Men der dei to første platene har slike distinkte, formtekniske konsept, skriv Meaas Svendsen at han tenkte det ville vere fint «å ikkje vite, til ei forandring», og viser til ein zen-dialog frå The Book of Serenity med sitatet «not knowing is most intimate». I den relativt lange teksten Meaas Svendsen har skrive før den har blitt lekkert utskåren i det turkise platecoveret, hevdar han difor at musikken på plata ikkje er konseptuell i seg sjølv. Men strukturen på albumet er likevel det.

Kort forklart er konseptet som følger: Dei korte spora er fordelt mellom serier av tre titlar: «Dedication», «Gratitude» og «Unification», i tillegg til eit avsluttande tittelspor. Kvar av bandmedlemmane har skrive ein dedikasjon til ein av dei andre, og soleis har alle fått kvar sin. Så må kvar einskild svare med takksemd, før alle samlast i ein påfølgande «Unification», der komponist og mottakar av dedikasjonen har bytta instrument. Høyrest det komplisert ut? Ja, det er kanskje det.

Men det har blitt skikkelig fin musikk av det! Variasjonen som kjem med ein serie korte snuttar, framfor eit lang strekk av fri improvisasjon, er veldig apellerande. Dei små komposisjonane, eller dedikasjonane, er enkle, men også sterke og tydelege. Desse eigenskapane har heilt tydeleg smitta over i dei påfølgande improvisasjonane, og sjølv i spesialnummeret «Total Unification» der alle har bytta instrument, er det klåre utvekslingar og utsagn som vert presentert. På alle spor er der rikelig med luft.

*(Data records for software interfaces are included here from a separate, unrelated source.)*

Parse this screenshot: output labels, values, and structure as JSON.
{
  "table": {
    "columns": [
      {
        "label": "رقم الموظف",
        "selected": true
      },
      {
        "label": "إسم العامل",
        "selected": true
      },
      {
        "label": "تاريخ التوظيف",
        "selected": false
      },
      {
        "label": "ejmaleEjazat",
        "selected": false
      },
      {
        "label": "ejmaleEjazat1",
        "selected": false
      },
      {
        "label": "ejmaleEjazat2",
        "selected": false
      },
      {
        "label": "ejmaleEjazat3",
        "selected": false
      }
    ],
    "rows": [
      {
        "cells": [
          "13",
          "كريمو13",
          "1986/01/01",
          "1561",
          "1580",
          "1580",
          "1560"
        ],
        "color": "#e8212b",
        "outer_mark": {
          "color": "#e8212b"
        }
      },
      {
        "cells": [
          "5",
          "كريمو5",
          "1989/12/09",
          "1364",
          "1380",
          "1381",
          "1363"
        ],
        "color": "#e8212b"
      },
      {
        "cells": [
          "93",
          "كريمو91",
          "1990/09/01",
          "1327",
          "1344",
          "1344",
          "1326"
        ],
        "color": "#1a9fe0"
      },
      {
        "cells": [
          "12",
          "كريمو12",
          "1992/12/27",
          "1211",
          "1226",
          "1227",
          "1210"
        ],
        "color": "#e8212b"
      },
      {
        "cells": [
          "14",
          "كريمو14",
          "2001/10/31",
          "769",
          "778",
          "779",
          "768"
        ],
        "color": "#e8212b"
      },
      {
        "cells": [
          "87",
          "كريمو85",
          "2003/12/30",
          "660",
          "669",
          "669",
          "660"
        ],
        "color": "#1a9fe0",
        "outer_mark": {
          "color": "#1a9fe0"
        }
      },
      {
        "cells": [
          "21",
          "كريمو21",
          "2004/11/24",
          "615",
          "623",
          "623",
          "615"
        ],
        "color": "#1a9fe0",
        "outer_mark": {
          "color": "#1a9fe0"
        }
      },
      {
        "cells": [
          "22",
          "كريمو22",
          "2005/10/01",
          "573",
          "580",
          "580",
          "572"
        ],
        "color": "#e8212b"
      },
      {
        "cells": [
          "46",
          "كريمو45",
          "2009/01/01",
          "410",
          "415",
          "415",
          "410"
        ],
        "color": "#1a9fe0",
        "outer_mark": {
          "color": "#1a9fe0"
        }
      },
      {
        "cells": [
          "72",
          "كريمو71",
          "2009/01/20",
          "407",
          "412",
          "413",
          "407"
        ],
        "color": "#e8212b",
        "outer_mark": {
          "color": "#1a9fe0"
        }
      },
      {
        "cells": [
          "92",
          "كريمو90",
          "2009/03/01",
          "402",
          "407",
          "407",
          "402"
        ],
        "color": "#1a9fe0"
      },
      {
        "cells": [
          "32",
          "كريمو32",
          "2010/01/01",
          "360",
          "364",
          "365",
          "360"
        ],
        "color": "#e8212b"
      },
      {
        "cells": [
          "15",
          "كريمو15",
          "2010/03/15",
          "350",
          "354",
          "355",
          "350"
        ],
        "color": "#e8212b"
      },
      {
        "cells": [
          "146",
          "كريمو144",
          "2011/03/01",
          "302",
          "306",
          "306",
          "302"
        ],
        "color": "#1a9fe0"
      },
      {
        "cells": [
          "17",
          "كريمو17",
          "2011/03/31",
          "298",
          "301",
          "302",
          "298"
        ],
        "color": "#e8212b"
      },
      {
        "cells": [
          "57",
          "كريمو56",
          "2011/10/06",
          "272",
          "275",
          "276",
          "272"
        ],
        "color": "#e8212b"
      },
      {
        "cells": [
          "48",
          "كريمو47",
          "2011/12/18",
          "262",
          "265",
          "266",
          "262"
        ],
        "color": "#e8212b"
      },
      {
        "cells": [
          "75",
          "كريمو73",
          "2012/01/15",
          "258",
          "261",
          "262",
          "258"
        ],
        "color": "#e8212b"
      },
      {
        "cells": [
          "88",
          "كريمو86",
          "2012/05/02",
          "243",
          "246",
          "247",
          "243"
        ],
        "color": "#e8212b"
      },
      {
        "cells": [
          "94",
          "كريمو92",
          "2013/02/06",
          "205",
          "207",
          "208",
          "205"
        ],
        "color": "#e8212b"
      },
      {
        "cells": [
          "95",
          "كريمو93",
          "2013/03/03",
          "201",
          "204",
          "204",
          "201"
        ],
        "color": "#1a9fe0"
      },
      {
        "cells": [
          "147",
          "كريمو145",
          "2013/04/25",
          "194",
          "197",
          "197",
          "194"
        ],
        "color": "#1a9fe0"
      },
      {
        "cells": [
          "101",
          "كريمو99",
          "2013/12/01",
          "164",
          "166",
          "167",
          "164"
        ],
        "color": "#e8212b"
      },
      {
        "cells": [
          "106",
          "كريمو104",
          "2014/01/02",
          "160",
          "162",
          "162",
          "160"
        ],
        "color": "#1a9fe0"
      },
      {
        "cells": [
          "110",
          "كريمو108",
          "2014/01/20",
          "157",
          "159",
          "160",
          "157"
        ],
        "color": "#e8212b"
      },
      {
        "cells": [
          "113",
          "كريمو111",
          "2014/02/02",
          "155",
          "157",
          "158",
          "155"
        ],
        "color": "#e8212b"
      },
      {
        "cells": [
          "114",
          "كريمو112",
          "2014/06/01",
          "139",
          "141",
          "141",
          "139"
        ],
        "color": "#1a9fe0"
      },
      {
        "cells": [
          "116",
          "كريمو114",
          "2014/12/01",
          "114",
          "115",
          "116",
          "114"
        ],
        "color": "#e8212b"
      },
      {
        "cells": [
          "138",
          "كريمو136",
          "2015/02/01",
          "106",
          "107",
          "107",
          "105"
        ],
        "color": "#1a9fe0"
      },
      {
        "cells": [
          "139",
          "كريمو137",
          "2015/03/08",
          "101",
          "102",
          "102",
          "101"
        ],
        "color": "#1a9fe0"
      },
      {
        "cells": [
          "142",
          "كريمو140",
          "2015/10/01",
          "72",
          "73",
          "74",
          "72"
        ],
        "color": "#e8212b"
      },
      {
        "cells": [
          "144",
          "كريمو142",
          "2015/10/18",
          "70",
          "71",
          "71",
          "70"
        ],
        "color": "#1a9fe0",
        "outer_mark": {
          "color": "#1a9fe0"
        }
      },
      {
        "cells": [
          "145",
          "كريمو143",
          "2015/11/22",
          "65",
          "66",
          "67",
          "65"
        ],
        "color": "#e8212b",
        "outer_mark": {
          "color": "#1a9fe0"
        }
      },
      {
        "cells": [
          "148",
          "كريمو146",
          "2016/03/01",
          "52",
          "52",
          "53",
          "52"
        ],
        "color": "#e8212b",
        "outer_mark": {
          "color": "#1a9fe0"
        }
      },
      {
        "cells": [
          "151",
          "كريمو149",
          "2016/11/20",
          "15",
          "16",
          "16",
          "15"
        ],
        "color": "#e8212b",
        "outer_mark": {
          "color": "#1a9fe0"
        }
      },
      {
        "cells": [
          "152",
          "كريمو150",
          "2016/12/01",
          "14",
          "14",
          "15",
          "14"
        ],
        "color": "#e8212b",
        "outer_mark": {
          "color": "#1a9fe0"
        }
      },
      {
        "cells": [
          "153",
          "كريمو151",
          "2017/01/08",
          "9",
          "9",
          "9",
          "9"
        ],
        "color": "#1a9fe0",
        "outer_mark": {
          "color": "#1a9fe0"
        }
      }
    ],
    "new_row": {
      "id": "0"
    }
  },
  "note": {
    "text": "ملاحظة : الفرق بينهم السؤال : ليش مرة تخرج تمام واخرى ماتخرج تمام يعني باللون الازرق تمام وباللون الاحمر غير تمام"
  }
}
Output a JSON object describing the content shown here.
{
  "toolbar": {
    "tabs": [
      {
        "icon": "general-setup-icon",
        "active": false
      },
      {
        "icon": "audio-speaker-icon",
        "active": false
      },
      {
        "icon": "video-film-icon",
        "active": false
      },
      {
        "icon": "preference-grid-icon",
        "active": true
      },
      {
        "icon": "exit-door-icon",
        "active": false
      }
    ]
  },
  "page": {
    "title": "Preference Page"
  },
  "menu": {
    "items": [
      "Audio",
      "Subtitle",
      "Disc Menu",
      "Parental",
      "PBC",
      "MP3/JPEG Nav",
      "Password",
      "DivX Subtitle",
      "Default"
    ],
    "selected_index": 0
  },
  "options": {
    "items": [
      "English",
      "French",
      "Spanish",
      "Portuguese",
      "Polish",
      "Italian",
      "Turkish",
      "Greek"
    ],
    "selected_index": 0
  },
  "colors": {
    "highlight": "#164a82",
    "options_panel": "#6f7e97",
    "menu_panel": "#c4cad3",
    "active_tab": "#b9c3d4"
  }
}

Eg kan godt forstå at svevande sitat som «not knowing is most intimate» er noko ein kan meditere på lenge og vel, men med open, kreativ og fri improvisasjon mellom gode vener gir Nakama eit konkret døme på kva det kan bety. Vi veit ikkje heilt kva som vil skje i neste augneblink, og å angripe den uvissa saman er heilt klart ei intim oppleving. På Most Intimate høyrer ein klårt eit trygt rom og alt det gode som kan kome ut av det, og Nakamas konseptuelle tilbøyelegheiter har gitt nok eit sterkt resultat.